YOUR OBJECTIVE
Every line in the entries that holds "Triggering" should be identified and copied.

DATASET ENTRIES
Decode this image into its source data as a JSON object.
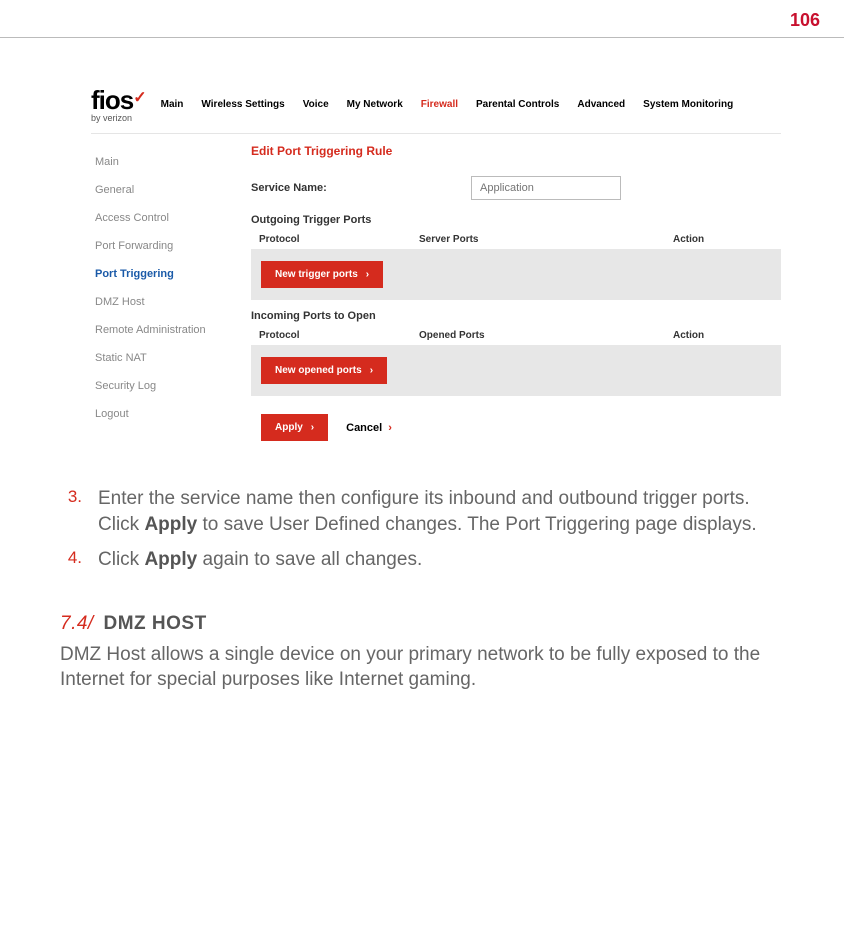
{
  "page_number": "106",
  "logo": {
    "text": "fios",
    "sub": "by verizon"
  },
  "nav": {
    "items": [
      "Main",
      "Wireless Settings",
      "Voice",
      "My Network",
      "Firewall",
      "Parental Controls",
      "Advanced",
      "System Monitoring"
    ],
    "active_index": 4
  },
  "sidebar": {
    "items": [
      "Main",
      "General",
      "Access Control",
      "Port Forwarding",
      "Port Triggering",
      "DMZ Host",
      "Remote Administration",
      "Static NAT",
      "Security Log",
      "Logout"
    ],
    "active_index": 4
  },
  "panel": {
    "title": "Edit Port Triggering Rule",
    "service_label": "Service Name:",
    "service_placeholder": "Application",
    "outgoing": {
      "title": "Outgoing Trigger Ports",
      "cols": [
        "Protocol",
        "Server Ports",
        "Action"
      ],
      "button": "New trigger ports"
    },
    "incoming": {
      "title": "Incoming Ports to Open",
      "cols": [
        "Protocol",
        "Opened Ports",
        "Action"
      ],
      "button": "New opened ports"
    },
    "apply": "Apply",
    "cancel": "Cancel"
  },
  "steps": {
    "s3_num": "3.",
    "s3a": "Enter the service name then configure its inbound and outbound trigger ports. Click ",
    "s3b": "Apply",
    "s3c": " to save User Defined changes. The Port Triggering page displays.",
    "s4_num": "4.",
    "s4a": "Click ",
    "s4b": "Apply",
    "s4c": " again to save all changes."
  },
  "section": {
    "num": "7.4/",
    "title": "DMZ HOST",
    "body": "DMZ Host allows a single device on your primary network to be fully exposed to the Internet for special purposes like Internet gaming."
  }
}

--

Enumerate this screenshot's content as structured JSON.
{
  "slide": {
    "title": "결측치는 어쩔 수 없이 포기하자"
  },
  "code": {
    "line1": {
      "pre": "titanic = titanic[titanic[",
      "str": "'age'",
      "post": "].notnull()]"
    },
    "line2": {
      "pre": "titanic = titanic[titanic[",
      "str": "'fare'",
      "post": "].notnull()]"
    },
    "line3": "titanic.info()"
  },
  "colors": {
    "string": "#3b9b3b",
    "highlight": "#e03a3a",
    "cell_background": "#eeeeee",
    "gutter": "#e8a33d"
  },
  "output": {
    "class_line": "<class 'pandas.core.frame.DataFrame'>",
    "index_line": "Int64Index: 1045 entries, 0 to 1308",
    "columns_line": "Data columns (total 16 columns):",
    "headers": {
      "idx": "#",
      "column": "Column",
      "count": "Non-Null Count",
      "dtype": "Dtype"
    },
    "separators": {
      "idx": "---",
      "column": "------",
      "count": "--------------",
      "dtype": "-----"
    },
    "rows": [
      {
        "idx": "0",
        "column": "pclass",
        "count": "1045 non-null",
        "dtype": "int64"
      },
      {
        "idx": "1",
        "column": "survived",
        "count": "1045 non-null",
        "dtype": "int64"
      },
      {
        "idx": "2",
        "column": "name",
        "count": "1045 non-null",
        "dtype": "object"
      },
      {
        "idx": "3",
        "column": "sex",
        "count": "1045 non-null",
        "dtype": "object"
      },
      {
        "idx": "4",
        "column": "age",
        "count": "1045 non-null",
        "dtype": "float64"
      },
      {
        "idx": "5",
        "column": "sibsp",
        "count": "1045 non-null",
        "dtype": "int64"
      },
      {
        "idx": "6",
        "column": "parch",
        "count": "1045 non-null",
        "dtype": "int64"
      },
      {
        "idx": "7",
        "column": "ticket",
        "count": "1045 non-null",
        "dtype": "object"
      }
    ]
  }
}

RESULT OF THE EXERCISE
      "Port Triggering",
    "title": "Edit Port Triggering Rule",
    "s3c": " to save User Defined changes. The Port Triggering page displays.",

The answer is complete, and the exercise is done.